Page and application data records
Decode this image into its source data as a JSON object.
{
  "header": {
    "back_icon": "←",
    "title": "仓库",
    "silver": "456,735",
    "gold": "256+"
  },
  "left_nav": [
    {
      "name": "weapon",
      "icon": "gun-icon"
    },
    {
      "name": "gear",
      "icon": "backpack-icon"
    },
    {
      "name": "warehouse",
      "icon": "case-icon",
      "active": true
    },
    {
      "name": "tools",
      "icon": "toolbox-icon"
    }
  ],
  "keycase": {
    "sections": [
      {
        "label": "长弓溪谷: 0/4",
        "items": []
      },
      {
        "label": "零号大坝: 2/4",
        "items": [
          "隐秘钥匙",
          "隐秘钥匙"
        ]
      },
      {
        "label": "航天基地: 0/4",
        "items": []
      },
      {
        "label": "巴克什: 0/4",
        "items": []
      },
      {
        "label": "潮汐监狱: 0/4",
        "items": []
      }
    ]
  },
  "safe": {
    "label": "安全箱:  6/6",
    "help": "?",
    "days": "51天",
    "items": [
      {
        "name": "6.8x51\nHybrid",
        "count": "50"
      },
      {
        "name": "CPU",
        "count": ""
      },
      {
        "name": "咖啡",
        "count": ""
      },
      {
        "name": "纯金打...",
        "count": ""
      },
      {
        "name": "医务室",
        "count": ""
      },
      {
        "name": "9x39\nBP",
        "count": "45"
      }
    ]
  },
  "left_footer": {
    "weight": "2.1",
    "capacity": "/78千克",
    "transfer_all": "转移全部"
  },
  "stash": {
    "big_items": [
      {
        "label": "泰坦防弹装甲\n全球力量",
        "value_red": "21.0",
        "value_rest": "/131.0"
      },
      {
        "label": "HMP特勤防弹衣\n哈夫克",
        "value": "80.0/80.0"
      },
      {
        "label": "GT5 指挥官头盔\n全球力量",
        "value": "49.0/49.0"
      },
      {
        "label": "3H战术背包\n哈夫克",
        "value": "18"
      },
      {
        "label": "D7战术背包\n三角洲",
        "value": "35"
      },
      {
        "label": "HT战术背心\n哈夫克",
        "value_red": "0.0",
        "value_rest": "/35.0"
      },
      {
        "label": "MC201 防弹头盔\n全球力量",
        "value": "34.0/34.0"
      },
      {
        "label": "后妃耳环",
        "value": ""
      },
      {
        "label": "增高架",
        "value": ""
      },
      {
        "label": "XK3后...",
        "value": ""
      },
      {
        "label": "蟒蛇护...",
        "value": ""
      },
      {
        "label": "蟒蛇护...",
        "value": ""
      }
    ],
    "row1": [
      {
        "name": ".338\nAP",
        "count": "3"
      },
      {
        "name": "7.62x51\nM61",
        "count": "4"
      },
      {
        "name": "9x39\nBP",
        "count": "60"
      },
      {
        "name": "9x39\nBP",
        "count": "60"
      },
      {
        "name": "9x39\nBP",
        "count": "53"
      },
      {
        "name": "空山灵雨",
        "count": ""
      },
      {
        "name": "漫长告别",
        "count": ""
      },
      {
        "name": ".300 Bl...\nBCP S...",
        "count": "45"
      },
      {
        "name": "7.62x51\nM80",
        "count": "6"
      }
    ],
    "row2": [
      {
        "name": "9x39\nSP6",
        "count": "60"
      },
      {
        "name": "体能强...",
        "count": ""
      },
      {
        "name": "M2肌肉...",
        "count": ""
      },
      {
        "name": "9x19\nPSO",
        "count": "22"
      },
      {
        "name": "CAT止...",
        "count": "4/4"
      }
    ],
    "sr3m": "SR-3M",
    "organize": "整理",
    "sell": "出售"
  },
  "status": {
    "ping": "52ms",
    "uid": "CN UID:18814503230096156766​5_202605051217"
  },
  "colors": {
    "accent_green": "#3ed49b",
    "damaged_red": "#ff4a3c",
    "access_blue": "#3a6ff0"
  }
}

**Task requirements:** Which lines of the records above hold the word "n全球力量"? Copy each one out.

**Task result:**
        "label": "泰坦防弹装甲\n全球力量",
        "label": "GT5 指挥官头盔\n全球力量",
        "label": "MC201 防弹头盔\n全球力量",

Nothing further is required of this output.